Philadelphia, Jan.6.--Dr. Charles Elliott Norton, of Cambridge, has joined forces with Anna E. Hall, of Cincinnati and with Mrs. Maud Bellington, in a campaign of killing off of hopelessly insane, hopelessly diseased, and victims of accidents. His views are expressed in a letter written to Miss Hall, and made public here to-day.
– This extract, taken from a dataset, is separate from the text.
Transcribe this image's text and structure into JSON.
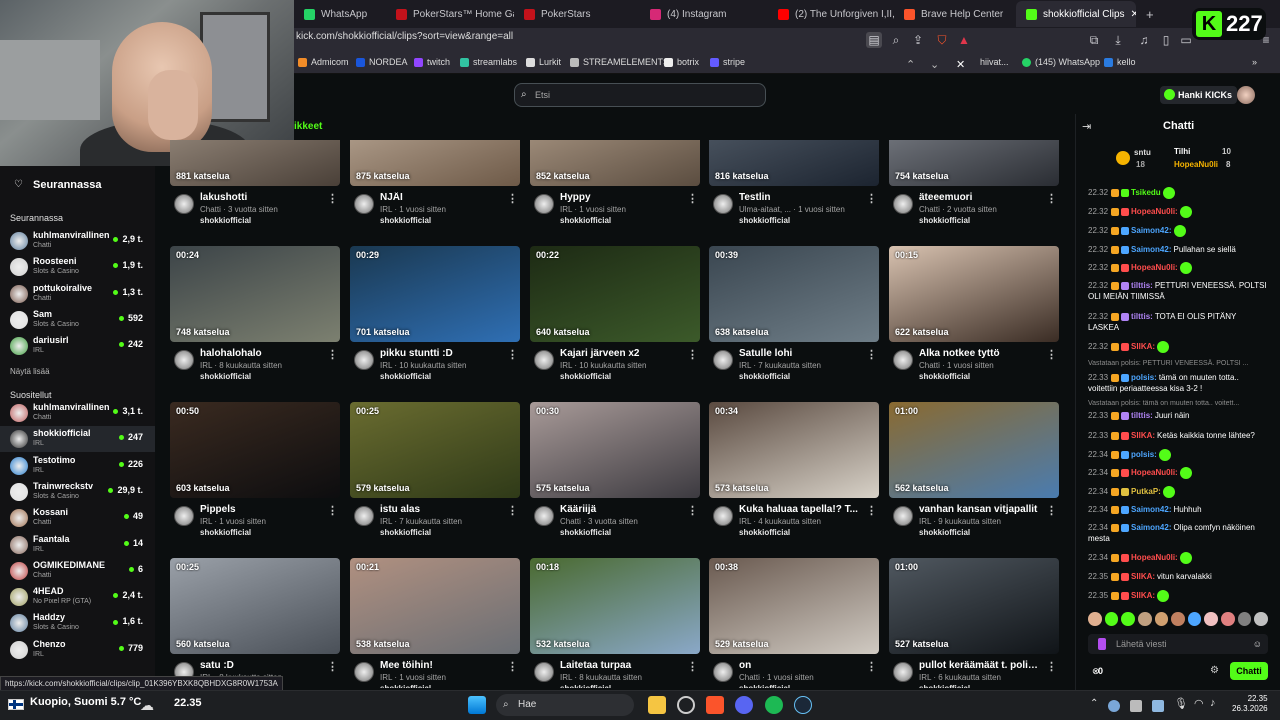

Setting aside all doubtful cases, he says that no right thinking man would hesitate to give a dose of laudanum, sufficient to end the suffering and life together of a victim of an accident from the torturing effects of which recovery was impossible, nor should a reasonable man hesitate to hasten death in case of mortal disease such as for example cancer when it has reached a stage of incessant pain and when the patient desires to die. Prolonging of life in such a case by whatever means is criminal cruelty. With old persons whose mind has become a chaos of wild imaginations, productive of constant distress, not only to the sufferer but all who live with and attend him, then the plain duty is not to prolong but to shorten life.